**Exercise instructions**
Where the records below have a line with "JSON", that line is to be copied.

**Data excerpts**
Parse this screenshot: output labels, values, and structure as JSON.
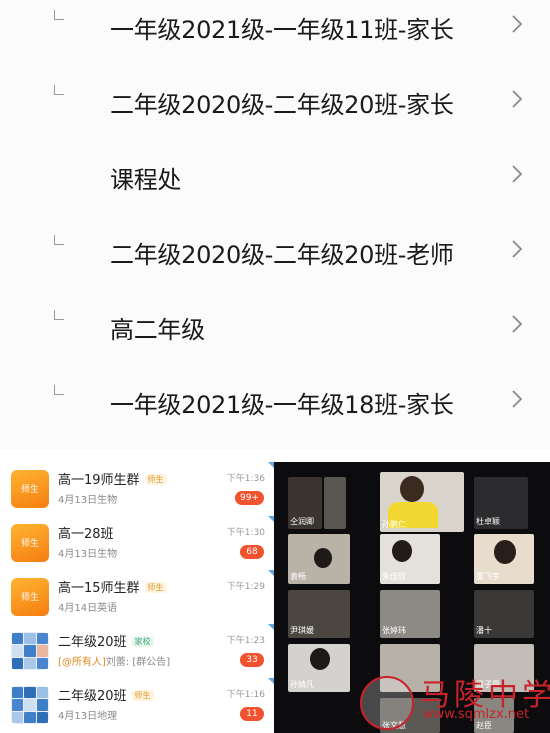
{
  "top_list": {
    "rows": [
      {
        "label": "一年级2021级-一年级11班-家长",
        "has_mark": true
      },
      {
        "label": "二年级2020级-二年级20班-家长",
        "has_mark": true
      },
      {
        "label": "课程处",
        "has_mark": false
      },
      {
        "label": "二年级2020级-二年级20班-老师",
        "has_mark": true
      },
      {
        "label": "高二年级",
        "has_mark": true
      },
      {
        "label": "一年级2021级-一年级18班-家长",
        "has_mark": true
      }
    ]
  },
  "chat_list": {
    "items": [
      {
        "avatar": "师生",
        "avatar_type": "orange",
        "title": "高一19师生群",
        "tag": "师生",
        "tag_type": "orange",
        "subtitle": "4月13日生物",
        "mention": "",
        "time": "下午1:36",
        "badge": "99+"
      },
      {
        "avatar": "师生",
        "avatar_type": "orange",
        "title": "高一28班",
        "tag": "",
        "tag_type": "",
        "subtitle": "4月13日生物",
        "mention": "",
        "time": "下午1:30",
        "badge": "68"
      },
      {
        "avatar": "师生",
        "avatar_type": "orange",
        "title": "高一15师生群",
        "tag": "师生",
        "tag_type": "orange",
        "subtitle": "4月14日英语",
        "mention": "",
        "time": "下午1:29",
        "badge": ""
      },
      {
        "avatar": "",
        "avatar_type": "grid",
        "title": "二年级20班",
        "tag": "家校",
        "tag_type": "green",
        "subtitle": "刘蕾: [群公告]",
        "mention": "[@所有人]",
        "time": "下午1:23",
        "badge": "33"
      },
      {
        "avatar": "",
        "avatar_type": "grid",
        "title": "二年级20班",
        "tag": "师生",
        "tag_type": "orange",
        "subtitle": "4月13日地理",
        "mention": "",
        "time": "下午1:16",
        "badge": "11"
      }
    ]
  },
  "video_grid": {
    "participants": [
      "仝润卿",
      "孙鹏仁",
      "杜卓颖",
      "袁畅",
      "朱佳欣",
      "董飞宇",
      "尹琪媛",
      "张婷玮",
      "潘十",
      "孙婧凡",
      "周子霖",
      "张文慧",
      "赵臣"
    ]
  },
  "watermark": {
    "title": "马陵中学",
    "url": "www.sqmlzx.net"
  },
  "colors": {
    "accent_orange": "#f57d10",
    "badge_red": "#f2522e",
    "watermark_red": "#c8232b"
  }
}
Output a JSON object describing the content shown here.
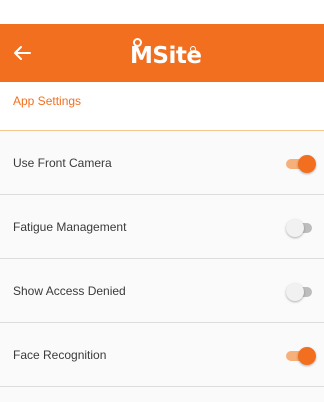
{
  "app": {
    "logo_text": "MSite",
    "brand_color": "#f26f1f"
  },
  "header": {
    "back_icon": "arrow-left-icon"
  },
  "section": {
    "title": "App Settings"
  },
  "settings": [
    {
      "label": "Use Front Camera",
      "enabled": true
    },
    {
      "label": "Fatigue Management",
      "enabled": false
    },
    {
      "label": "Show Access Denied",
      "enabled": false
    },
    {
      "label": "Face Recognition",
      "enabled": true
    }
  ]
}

**Expected answer**
Parse this screenshot: output labels, values, and structure as JSON.
Output a JSON object describing the content shown here.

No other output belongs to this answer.